Interface dataset entries:
· · · · ·

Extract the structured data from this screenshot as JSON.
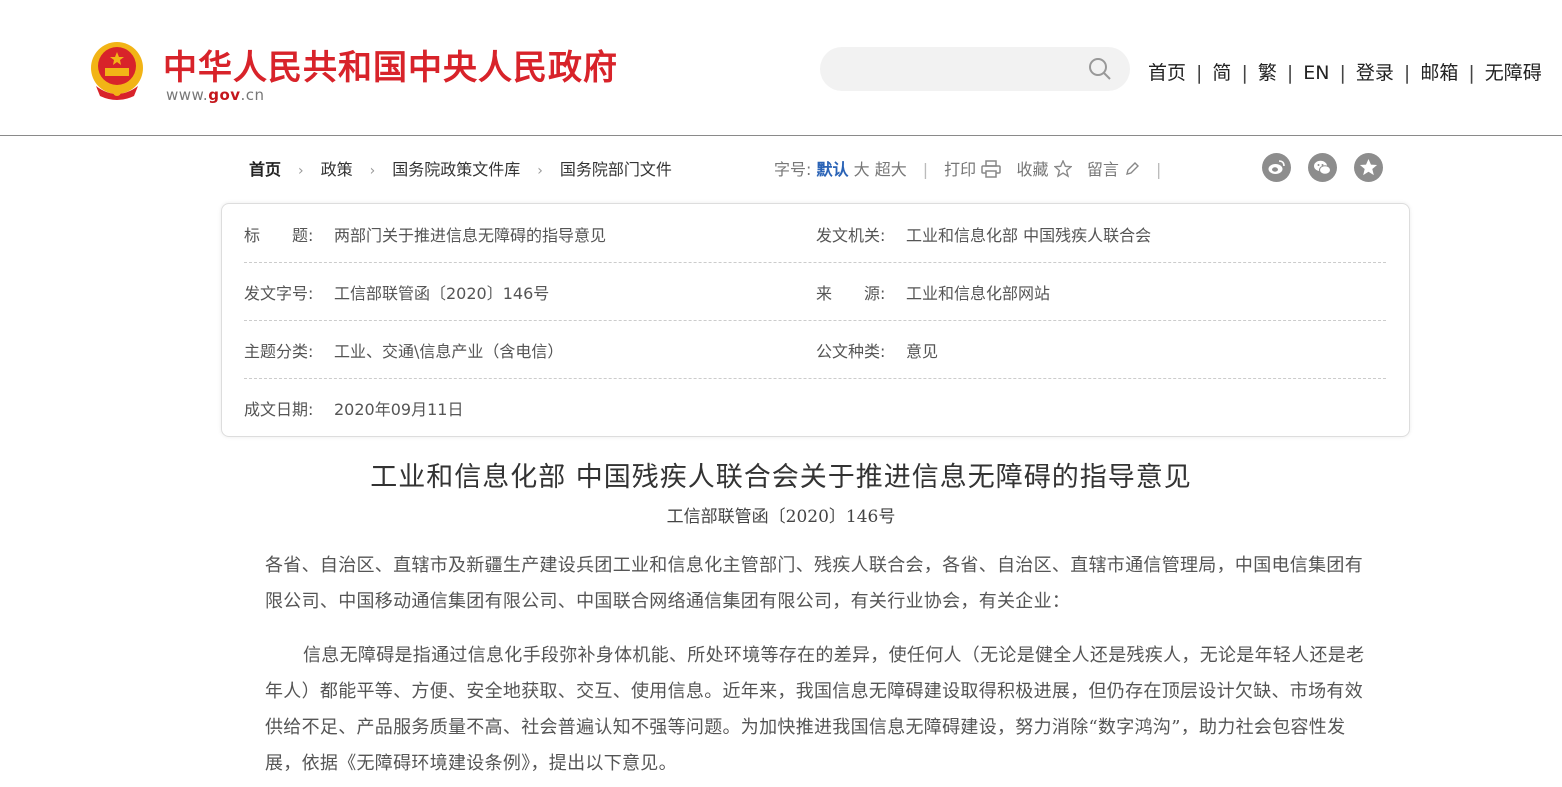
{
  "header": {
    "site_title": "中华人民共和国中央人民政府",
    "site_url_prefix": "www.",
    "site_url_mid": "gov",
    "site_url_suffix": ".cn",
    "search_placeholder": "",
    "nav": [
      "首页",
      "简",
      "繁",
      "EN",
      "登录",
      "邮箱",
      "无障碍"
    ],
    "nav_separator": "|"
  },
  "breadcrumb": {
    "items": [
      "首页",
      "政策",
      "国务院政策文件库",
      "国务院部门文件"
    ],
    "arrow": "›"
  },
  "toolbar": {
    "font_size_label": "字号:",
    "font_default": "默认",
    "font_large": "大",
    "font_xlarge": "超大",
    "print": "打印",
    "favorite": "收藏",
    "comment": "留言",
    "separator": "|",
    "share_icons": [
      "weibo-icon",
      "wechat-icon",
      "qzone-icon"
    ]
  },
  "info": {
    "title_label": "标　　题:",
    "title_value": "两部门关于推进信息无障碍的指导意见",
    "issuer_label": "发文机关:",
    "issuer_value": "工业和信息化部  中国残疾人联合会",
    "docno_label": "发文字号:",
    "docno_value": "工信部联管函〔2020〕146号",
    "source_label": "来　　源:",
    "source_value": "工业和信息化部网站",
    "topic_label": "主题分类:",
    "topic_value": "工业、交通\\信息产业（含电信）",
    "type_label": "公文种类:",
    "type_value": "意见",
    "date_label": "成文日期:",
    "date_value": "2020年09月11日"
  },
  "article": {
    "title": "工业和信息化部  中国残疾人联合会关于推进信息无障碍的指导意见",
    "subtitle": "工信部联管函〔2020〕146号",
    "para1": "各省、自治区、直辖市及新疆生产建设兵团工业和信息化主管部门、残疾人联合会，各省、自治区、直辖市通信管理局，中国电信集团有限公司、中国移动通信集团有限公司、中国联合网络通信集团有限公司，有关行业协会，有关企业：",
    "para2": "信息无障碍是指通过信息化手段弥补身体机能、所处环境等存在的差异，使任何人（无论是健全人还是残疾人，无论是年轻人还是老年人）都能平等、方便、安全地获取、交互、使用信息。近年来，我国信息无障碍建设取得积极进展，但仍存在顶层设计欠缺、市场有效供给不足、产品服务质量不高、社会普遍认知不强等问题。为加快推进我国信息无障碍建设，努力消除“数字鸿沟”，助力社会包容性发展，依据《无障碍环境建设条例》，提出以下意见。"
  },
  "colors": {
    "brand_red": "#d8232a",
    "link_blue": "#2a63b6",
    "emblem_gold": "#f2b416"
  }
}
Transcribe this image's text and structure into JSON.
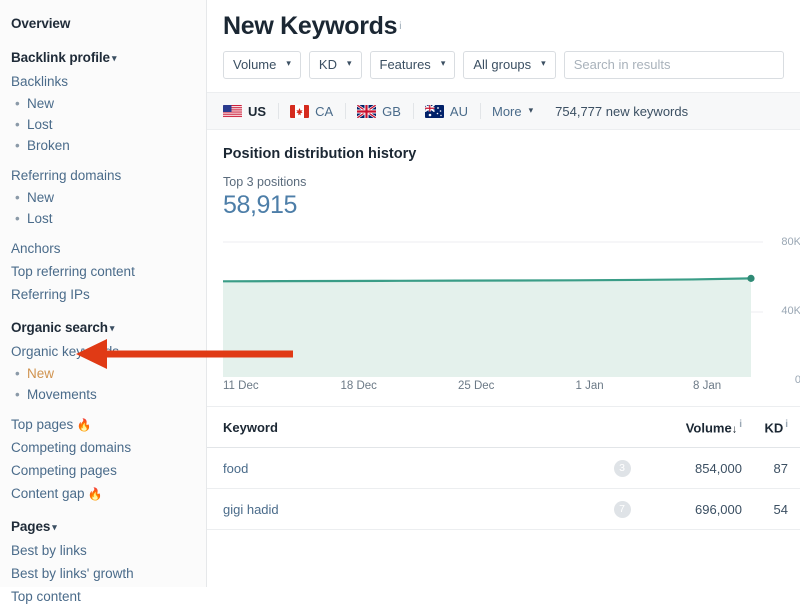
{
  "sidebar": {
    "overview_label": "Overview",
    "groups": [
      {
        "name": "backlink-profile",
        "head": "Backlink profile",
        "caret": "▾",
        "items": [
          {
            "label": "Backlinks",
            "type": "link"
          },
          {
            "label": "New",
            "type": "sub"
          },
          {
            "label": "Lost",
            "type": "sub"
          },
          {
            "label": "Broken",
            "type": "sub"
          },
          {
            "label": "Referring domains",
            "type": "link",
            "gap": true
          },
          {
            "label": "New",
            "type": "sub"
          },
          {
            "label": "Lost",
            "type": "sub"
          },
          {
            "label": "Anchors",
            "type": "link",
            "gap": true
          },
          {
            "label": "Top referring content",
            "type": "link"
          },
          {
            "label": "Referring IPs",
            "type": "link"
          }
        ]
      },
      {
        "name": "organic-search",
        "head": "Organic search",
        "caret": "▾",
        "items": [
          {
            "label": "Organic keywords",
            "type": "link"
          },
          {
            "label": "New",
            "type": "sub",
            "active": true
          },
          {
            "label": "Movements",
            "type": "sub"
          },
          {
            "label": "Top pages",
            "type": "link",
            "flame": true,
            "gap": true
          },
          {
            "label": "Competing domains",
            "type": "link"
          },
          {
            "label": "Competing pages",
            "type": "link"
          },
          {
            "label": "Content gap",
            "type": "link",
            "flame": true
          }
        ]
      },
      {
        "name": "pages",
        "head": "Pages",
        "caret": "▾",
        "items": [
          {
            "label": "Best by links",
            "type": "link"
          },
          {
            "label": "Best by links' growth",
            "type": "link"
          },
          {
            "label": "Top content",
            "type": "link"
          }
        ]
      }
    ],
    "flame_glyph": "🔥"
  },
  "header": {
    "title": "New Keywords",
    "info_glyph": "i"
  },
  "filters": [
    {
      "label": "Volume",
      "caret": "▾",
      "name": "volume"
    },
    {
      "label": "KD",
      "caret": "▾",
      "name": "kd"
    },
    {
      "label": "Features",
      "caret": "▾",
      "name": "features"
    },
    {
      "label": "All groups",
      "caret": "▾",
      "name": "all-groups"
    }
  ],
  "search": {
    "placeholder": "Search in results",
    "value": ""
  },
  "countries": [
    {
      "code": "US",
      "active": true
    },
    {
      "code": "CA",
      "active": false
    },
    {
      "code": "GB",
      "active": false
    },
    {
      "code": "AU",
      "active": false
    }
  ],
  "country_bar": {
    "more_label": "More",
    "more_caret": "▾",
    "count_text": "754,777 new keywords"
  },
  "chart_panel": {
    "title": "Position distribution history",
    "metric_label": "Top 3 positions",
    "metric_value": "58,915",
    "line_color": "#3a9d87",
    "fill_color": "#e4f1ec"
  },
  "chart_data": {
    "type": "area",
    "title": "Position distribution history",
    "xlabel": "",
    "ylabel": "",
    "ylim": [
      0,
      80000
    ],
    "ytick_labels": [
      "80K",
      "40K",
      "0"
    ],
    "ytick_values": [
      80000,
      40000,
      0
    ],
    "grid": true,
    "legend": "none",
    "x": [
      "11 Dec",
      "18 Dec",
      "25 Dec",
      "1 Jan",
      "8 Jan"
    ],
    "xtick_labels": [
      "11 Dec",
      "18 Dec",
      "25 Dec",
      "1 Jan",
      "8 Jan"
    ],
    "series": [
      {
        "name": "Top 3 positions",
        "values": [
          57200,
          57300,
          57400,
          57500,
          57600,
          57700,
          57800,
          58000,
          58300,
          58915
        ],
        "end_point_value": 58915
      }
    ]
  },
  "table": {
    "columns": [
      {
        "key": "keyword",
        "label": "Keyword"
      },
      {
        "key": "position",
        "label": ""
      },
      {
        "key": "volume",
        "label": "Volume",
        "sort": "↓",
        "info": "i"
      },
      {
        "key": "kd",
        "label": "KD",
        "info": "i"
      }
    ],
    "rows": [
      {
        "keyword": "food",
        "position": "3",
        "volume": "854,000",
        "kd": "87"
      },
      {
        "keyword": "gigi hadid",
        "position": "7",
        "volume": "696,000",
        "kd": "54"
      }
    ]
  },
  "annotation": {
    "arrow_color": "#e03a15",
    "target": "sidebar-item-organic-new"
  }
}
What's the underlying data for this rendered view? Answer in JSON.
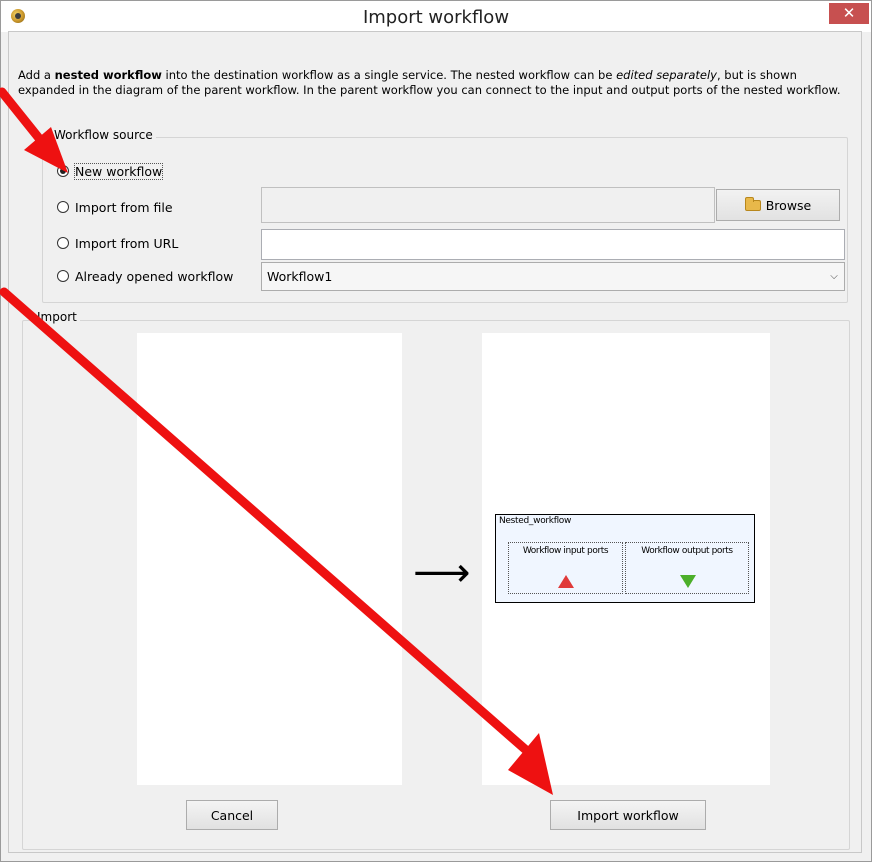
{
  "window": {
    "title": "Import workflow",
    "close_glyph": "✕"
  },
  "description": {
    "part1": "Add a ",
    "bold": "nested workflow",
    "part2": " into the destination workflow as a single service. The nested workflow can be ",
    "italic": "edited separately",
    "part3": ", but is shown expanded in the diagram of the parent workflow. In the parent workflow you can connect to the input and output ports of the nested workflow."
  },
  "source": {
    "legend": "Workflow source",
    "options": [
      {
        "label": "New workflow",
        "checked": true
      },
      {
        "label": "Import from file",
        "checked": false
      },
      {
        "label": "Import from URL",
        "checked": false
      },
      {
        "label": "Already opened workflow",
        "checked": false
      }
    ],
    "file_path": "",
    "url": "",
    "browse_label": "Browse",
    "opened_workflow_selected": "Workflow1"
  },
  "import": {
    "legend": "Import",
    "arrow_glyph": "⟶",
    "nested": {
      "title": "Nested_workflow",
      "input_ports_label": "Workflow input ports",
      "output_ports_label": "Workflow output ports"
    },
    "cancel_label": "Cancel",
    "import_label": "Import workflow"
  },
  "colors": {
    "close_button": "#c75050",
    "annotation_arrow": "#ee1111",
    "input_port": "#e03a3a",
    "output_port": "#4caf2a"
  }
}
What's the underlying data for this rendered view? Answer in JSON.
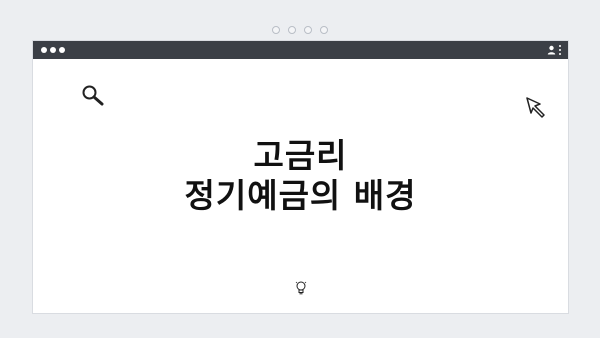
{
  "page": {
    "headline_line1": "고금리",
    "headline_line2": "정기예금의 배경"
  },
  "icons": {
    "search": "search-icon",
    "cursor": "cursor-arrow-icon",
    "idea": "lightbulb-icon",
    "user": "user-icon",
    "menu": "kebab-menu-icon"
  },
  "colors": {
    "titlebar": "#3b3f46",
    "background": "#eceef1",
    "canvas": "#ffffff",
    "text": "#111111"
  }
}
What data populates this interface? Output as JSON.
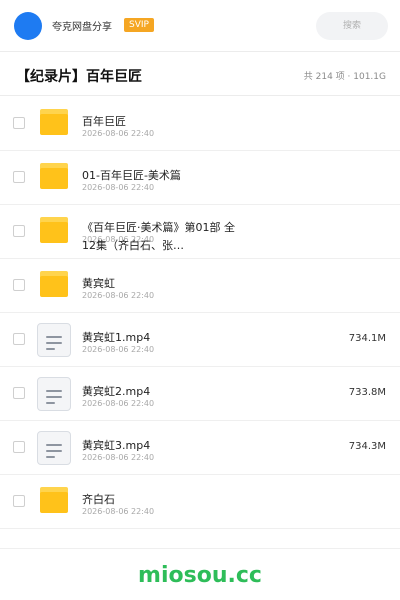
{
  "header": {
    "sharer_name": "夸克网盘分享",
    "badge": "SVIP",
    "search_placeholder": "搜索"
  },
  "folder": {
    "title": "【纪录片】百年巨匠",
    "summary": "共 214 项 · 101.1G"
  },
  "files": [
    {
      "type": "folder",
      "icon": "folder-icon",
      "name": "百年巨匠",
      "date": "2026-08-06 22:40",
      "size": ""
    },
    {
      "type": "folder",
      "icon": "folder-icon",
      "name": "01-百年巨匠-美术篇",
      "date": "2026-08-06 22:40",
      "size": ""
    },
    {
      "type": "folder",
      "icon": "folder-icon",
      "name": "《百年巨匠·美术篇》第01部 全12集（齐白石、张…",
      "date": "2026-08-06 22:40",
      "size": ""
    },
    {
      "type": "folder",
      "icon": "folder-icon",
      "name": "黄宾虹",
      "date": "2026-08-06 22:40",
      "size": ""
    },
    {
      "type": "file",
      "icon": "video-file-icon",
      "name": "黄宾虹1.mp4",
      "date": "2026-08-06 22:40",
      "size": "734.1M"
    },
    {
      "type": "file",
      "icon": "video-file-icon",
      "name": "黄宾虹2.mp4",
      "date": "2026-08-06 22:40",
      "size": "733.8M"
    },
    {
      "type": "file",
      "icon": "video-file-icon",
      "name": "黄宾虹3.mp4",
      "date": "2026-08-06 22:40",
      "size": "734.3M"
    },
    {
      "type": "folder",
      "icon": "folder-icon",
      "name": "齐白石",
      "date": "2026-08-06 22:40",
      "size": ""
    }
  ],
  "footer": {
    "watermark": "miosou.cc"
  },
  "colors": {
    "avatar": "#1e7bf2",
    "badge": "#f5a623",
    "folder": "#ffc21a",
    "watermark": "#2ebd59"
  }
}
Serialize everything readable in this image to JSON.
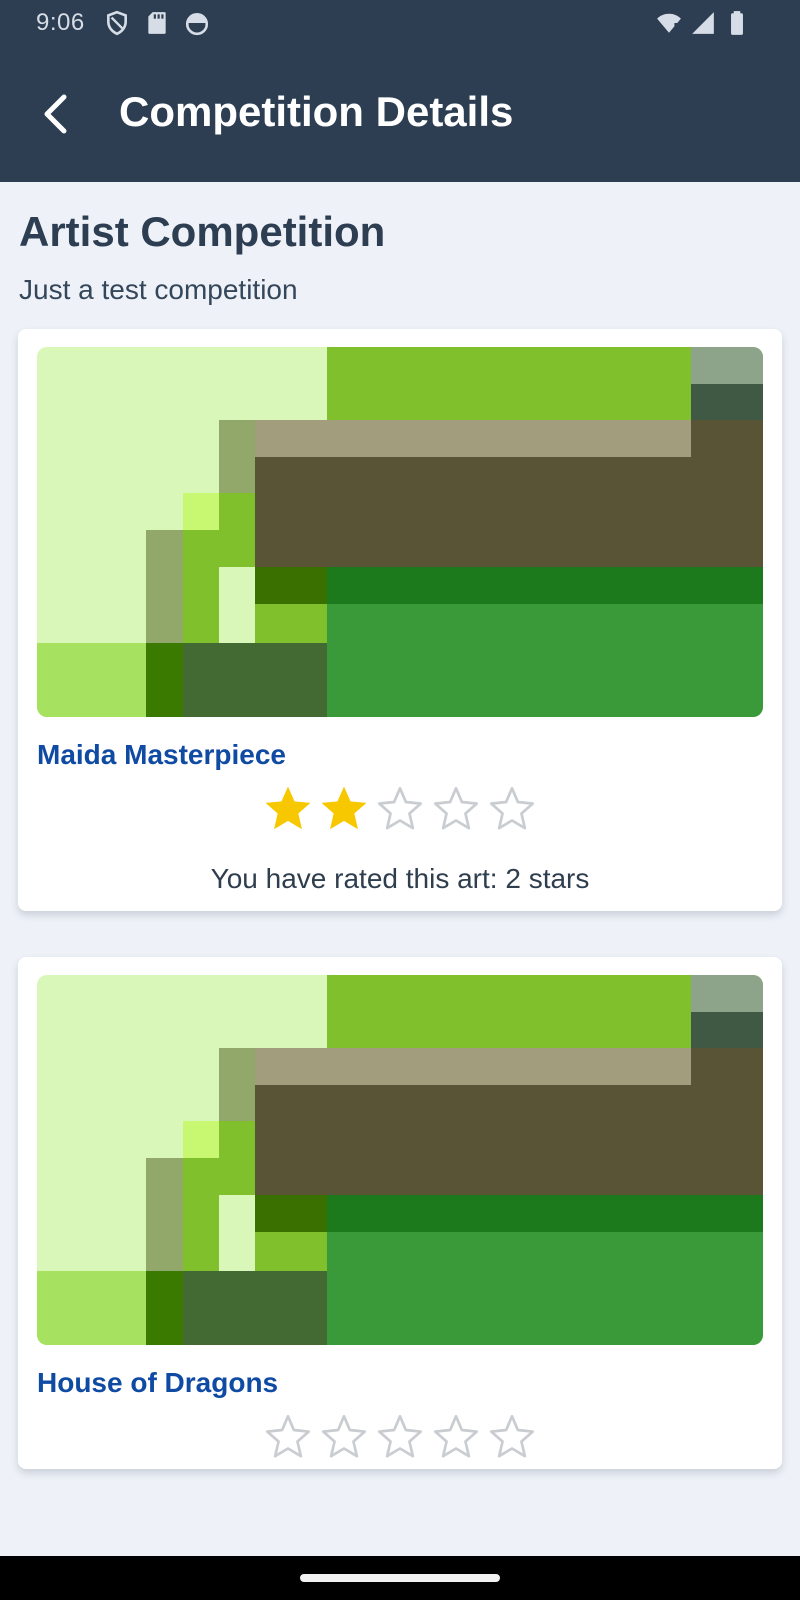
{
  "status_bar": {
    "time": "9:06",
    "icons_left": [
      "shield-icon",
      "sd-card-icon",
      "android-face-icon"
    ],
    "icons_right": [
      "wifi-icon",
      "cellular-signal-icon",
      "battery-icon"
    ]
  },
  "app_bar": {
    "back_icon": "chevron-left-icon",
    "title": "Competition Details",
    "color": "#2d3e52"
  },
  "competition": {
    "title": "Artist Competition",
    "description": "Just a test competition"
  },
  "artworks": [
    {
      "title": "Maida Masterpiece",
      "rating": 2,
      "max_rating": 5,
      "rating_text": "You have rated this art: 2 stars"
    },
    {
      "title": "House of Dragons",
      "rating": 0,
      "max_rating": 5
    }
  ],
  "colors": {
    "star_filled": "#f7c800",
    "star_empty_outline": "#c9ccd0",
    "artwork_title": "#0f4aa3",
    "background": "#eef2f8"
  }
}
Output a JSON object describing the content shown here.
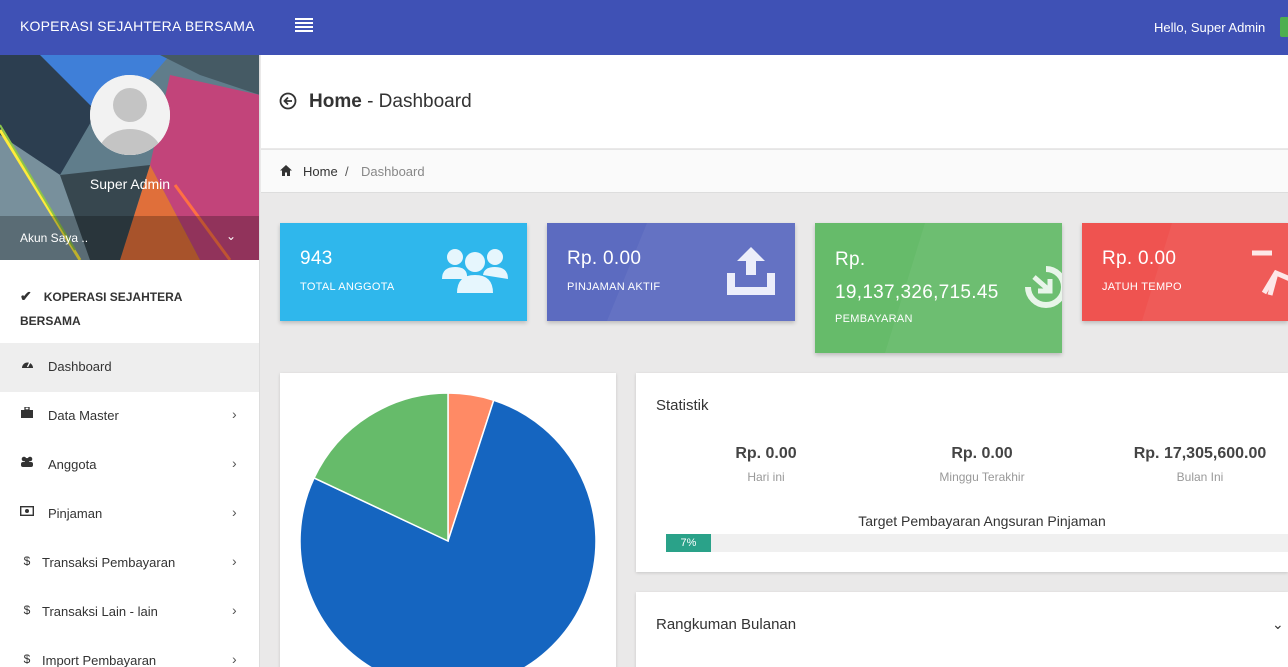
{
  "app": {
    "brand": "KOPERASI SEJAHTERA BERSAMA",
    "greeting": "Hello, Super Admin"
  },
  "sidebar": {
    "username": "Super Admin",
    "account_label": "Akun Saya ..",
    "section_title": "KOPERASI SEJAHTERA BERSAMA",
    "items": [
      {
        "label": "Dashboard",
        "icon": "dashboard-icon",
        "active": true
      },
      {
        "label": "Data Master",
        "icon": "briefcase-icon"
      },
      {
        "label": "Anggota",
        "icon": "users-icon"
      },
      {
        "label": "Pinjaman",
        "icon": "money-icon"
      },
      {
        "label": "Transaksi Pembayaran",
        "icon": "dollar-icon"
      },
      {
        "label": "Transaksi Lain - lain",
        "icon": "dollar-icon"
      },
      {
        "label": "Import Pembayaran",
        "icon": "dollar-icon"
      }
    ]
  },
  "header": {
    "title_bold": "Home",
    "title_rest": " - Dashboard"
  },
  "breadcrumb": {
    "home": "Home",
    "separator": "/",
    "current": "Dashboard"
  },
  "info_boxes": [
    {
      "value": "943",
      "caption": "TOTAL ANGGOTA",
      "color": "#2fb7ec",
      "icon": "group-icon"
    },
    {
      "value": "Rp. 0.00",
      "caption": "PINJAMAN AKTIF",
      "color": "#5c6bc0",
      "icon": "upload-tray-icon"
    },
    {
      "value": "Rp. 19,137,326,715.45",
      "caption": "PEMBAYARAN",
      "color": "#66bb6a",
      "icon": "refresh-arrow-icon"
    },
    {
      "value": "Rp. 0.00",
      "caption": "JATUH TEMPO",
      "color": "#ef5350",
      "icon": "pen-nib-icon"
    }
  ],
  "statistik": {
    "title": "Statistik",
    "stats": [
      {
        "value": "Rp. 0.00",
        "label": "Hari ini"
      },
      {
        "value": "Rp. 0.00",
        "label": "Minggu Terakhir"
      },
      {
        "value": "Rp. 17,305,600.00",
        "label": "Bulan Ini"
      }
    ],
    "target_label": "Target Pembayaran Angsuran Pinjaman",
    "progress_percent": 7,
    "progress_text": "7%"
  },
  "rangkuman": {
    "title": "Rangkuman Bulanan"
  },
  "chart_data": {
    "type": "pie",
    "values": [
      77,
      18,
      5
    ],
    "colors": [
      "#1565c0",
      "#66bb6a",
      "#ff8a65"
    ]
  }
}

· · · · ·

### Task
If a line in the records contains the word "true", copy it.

### Problem solution
            "gap": true
            "gap": true
            "active": true
            "flame": true,
            "gap": true
            "flame": true
      "active": true
    "grid": true,
        "checked": true
        "active": true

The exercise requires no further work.